Russia: IndustriALL affiliate ITUWA celebrates victory against short-term contracts

12.02.2015

An important legal victory for the ITUWA this week set a precedent in the fight against precarious temporary contracts in the region’s auto-industry.

On 9 February the Kaluga Regional Court took the decision to reinstate in their jobs two female employees fired when their short-term employment contracts expired at the PCMA Rus automotive plant in Kaluga, Russia. Short-term contracts have been widely practiced at the plant during the last two years as they allow the employer to manipulate workers’ rights and to get rid of unwanted employees at the end of their short-term contracts at no additional cost.

Almost two years ago the PCMA Rus (Peugeot Citroen Mitsubishi Automobiles Rus) plant that assembles Peugeot, Citroen and Mitsubishi cars stopped employing workers via permanent employment contracts. The workers for core operations have only been employed on the basis of short-term contracts for the period of three to six months. Later on these contracts have either been extended for another short term keeping the employees in uncertainty, or the workers got fired when the short-term contract expired.

As there is a limited list of reasons to legally conclude short-term contracts according to the Labour Code of Russia, the formal reason that PCMA Rus used to employ short-term workers was a "temporary expansion of production". This reason has been used for the past two years, despite the fact that the Labour Code allows such expansion for up to one year only. At the same time the duties of short-term employees were exactly the same as the duties of workers on permanent contracts.

Permanent workers are slowly being replaced by temporary workers on the pretext of temporary expansion. At the moment nearly 40 per cent of the PCMA Rus plant employees are working on the basis of short-term contracts.

ITUWA has repeatedly opposed this practice, as the short-term contract is a powerful tool for the management to fire any worker for any reason, including their union membership, by not extending the contract for another term.

This is exactly what happened to two PCMA Rus female employees who joined the ITUWA local union, and as a result the employer refused to prolong their short-term contracts. However, the union appealed to the court claiming the dismissals illegal. Both female employees were reinstated by court decision and their employment is now recognized as permanent.  

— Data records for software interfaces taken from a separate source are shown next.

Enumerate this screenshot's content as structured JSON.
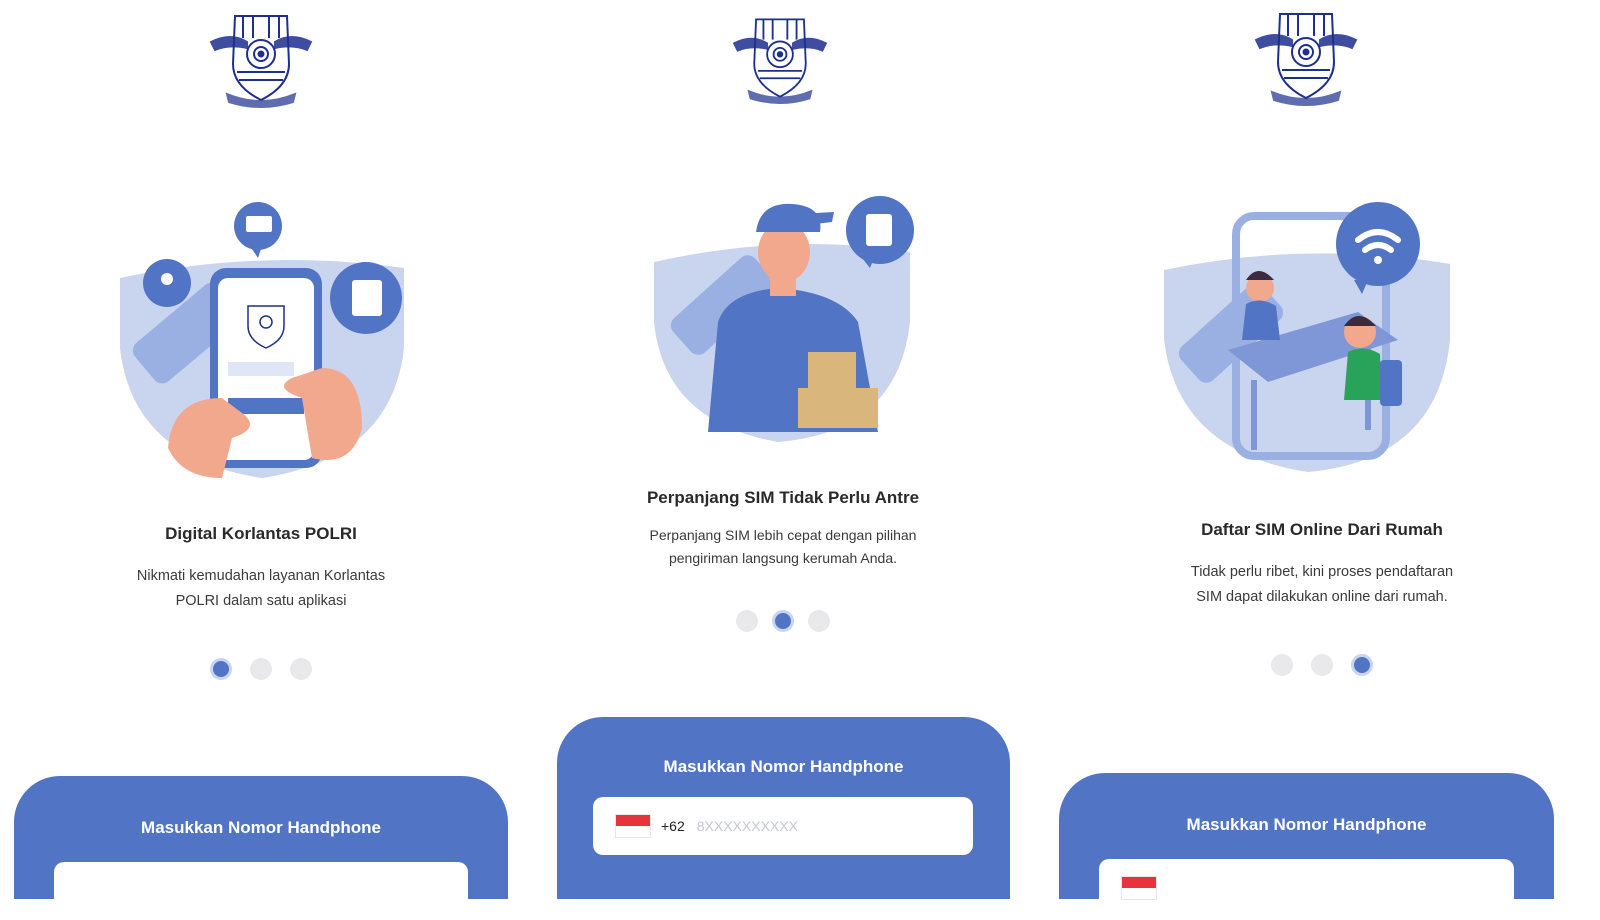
{
  "screens": [
    {
      "title": "Digital Korlantas POLRI",
      "description_line1": "Nikmati kemudahan layanan Korlantas",
      "description_line2": "POLRI dalam satu aplikasi",
      "active_dot": 0,
      "panel": {
        "title": "Masukkan Nomor Handphone"
      }
    },
    {
      "title": "Perpanjang SIM Tidak Perlu Antre",
      "description_line1": "Perpanjang SIM lebih cepat dengan pilihan",
      "description_line2": "pengiriman langsung kerumah Anda.",
      "active_dot": 1,
      "panel": {
        "title": "Masukkan Nomor Handphone",
        "country_code": "+62",
        "placeholder": "8XXXXXXXXXX"
      }
    },
    {
      "title": "Daftar SIM Online Dari Rumah",
      "description_line1": "Tidak perlu ribet, kini proses pendaftaran",
      "description_line2": "SIM dapat dilakukan online dari rumah.",
      "active_dot": 2,
      "panel": {
        "title": "Masukkan Nomor Handphone"
      }
    }
  ],
  "colors": {
    "primary": "#5174c4",
    "light_blue": "#c9d4ef",
    "dot_inactive": "#e9e9ec",
    "flag_red": "#e8323c",
    "logo": "#1d2f8f"
  },
  "icons": [
    "korlantas-logo-icon",
    "id-card-icon",
    "location-icon",
    "document-icon",
    "wifi-icon",
    "indonesia-flag-icon"
  ]
}
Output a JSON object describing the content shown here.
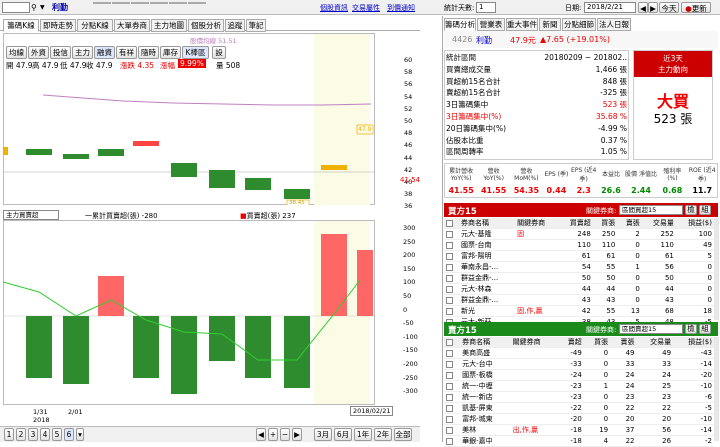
{
  "toolbar": {
    "code_value": "",
    "stock_name": "利勤",
    "left_buttons": [
      "看法",
      "報告",
      "趨勢",
      "主力",
      "哈拉",
      "亂報"
    ],
    "links": [
      "個股資訊",
      "交易屬性",
      "到價通知"
    ],
    "stat_days_label": "統計天數:",
    "stat_days_value": "1",
    "date_label": "日期:",
    "date_value": "2018/2/21",
    "today_label": "今天",
    "refresh_label": "更新"
  },
  "left_tabs": [
    "籌碼K線",
    "即時走勢",
    "分點K線",
    "大單券商",
    "主力地圖",
    "個股分析",
    "追蹤",
    "筆記"
  ],
  "ma_legend": "股價均線 51.51",
  "chart_tools": [
    "均線",
    "外資",
    "投信",
    "主力",
    "融資",
    "有祥",
    "隨時",
    "庫存",
    "K棒區",
    "設"
  ],
  "ohlc": {
    "open": "開 47.9",
    "high": "高 47.9",
    "low": "低 47.9",
    "close": "收 47.9",
    "change_label": "漲跌 4.35",
    "pct_label": "漲幅",
    "pct_value": "9.99%",
    "volume": "量 508"
  },
  "price_axis": [
    "60",
    "58",
    "56",
    "54",
    "52",
    "50",
    "48",
    "46",
    "44",
    "42",
    "40",
    "38",
    "36"
  ],
  "price_markers": {
    "current": "41.54",
    "box": "47.9",
    "low": "38.45"
  },
  "indicator": {
    "select_value": "主力買賣超",
    "legend1": "一累計買賣超(張) -280",
    "legend2": "買賣超(張) 237",
    "axis": [
      "300",
      "250",
      "200",
      "150",
      "100",
      "50",
      "0",
      "-50",
      "-100",
      "-150",
      "-200",
      "-250",
      "-300"
    ]
  },
  "x_labels": {
    "l1": "1/31",
    "l2": "2/01",
    "year": "2018",
    "date_box": "2018/02/21"
  },
  "bottom_nav": {
    "pages": [
      "1",
      "2",
      "3",
      "4",
      "5",
      "6"
    ],
    "ranges": [
      "3月",
      "6月",
      "1年",
      "2年",
      "全部",
      "設置"
    ]
  },
  "right_tabs": [
    "籌碼分析",
    "營業表",
    "重大事件",
    "新聞",
    "分點細節",
    "法人日報"
  ],
  "stock_header": {
    "code": "4426",
    "name": "利勤",
    "price": "47.9元",
    "change": "▲7.65 (+19.01%)"
  },
  "stats": [
    {
      "label": "統計區間",
      "value": "20180209 ~ 201802.."
    },
    {
      "label": "買賣總成交量",
      "value": "1,466 張"
    },
    {
      "label": "買超前15名合計",
      "value": "848 張"
    },
    {
      "label": "賣超前15名合計",
      "value": "-325 張"
    },
    {
      "label": "3日籌碼集中",
      "value": "523 張"
    },
    {
      "label": "3日籌碼集中(%)",
      "value": "35.68 %"
    },
    {
      "label": "20日籌碼集中(%)",
      "value": "-4.99 %"
    },
    {
      "label": "佔股本比重",
      "value": "0.37 %"
    },
    {
      "label": "區間周轉率",
      "value": "1.05 %"
    }
  ],
  "main_force": {
    "title1": "近3天",
    "title2": "主力動向",
    "big": "大買",
    "amount": "523 張"
  },
  "fin_headers": [
    "累計營收 YoY(%)",
    "營收 YoY(%)",
    "營收 MoM(%)",
    "EPS (季)",
    "EPS (近4季)",
    "本益比",
    "股價 淨值比",
    "殖利率 (%)",
    "ROE (近4季)"
  ],
  "fin_values": [
    "41.55",
    "41.55",
    "54.35",
    "0.44",
    "2.3",
    "26.6",
    "2.44",
    "0.68",
    "11.7"
  ],
  "buy_panel": {
    "title": "買方15",
    "filter_label": "關鍵券商:",
    "filter_value": "區間買超15",
    "headers": [
      "券商名稱",
      "關鍵券商",
      "買賣超",
      "買張",
      "賣張",
      "交易量",
      "損益($)"
    ],
    "rows": [
      [
        "元大-基隆",
        "固",
        "248",
        "250",
        "2",
        "252",
        "100"
      ],
      [
        "國票-台南",
        "",
        "110",
        "110",
        "0",
        "110",
        "49"
      ],
      [
        "富邦-陽明",
        "",
        "61",
        "61",
        "0",
        "61",
        "5"
      ],
      [
        "華南永昌-...",
        "",
        "54",
        "55",
        "1",
        "56",
        "0"
      ],
      [
        "群益金鼎-...",
        "",
        "50",
        "50",
        "0",
        "50",
        "0"
      ],
      [
        "元大-林森",
        "",
        "44",
        "44",
        "0",
        "44",
        "0"
      ],
      [
        "群益金鼎-...",
        "",
        "43",
        "43",
        "0",
        "43",
        "0"
      ],
      [
        "新光",
        "固,作,贏",
        "42",
        "55",
        "13",
        "68",
        "18"
      ],
      [
        "元大-新莊",
        "",
        "38",
        "43",
        "5",
        "48",
        "-5"
      ]
    ]
  },
  "sell_panel": {
    "title": "賣方15",
    "filter_label": "關鍵券商:",
    "filter_value": "區間賣超15",
    "headers": [
      "券商名稱",
      "關鍵券商",
      "賣超",
      "買張",
      "賣張",
      "交易量",
      "損益($)"
    ],
    "rows": [
      [
        "美商高盛",
        "",
        "-49",
        "0",
        "49",
        "49",
        "-43"
      ],
      [
        "元大-台中",
        "",
        "-33",
        "0",
        "33",
        "33",
        "-14"
      ],
      [
        "國票-板橋",
        "",
        "-24",
        "0",
        "24",
        "24",
        "-20"
      ],
      [
        "統一-中壢",
        "",
        "-23",
        "1",
        "24",
        "25",
        "-10"
      ],
      [
        "統一-新店",
        "",
        "-23",
        "0",
        "23",
        "23",
        "-6"
      ],
      [
        "凱基-屏東",
        "",
        "-22",
        "0",
        "22",
        "22",
        "-5"
      ],
      [
        "富邦-城東",
        "",
        "-20",
        "0",
        "20",
        "20",
        "-10"
      ],
      [
        "美林",
        "出,作,贏",
        "-18",
        "19",
        "37",
        "56",
        "-14"
      ],
      [
        "華銀-嘉中",
        "",
        "-18",
        "4",
        "22",
        "26",
        "-2"
      ]
    ]
  },
  "colors": {
    "up": "#ff4444",
    "down": "#2e8b2e",
    "accent": "#cc0000",
    "header_bg": "#cc0000",
    "sell_bg": "#1a8a1a"
  }
}
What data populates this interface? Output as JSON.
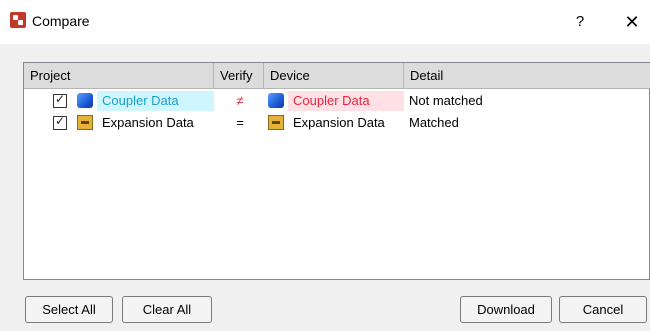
{
  "window": {
    "title": "Compare",
    "help_label": "?",
    "close_label": "✕"
  },
  "table": {
    "columns": [
      "Project",
      "Verify",
      "Device",
      "Detail"
    ],
    "rows": [
      {
        "checked": true,
        "project": "Coupler Data",
        "project_icon": "coupler-cube-icon",
        "verify": "≠",
        "device": "Coupler Data",
        "device_icon": "coupler-cube-icon",
        "detail": "Not matched"
      },
      {
        "checked": true,
        "project": "Expansion Data",
        "project_icon": "expansion-module-icon",
        "verify": "=",
        "device": "Expansion Data",
        "device_icon": "expansion-module-icon",
        "detail": "Matched"
      }
    ]
  },
  "buttons": {
    "select_all": "Select All",
    "clear_all": "Clear All",
    "download": "Download",
    "cancel": "Cancel"
  },
  "colors": {
    "mismatch_text": "#e8253b",
    "project_highlight_text": "#1aa0c8",
    "project_highlight_bg": "#cff6ff",
    "device_highlight_bg": "#ffe0e4"
  }
}
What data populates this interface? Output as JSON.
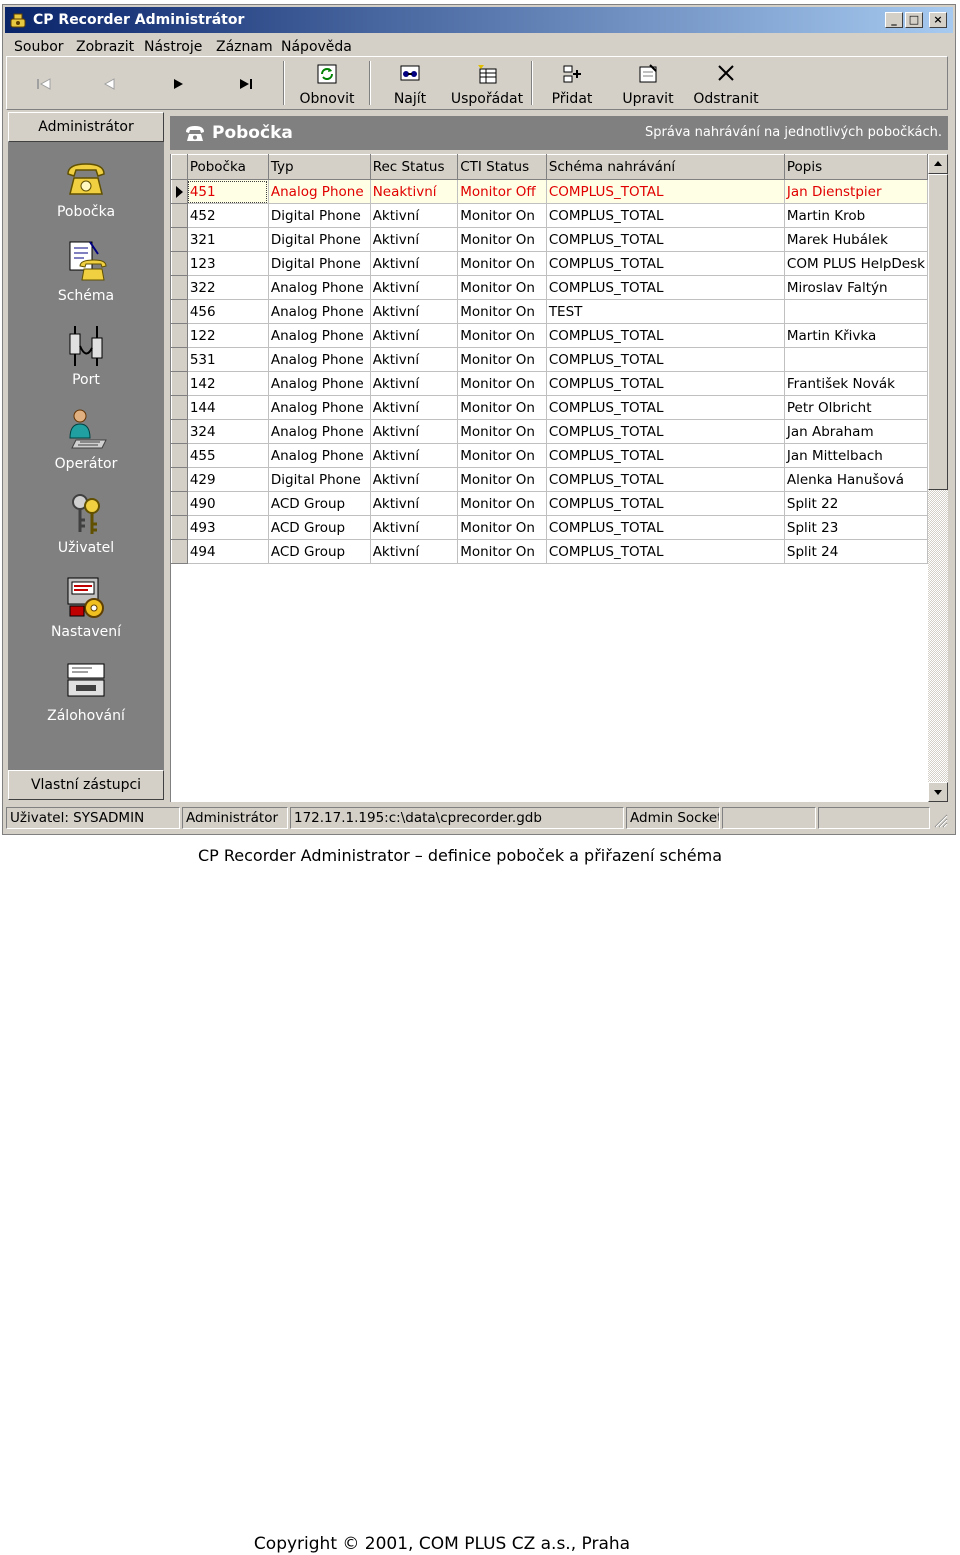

This court decision is very important as it stops the practice of short-term contracts which was promoted persistently by the PCMA Rus management and supported by local authorities. Earlier the Prosecutor of Kaluga and the Kaluga District Court recognized the dismissal of employees "after the expiration of a short-term contract" as legal and reasonable, and they also confirmed the possibility to use short-term contracts at the PCMA Rus plant, which gave the wrong signal to managers of many Kaluga enterprises who started developing programs to introduce short-term contracts at their enterprises.

ITUWA union activists are sure that this important victory in the struggle against temporary work is just the beginning of a mass transfer of short-term contracts into permanent contracts at the PCMA Rus plant. It is necessary to stop the expansion of temporary employment that is so convenient for the business, but can lead to the extinction of permanent employment in the Kaluga region.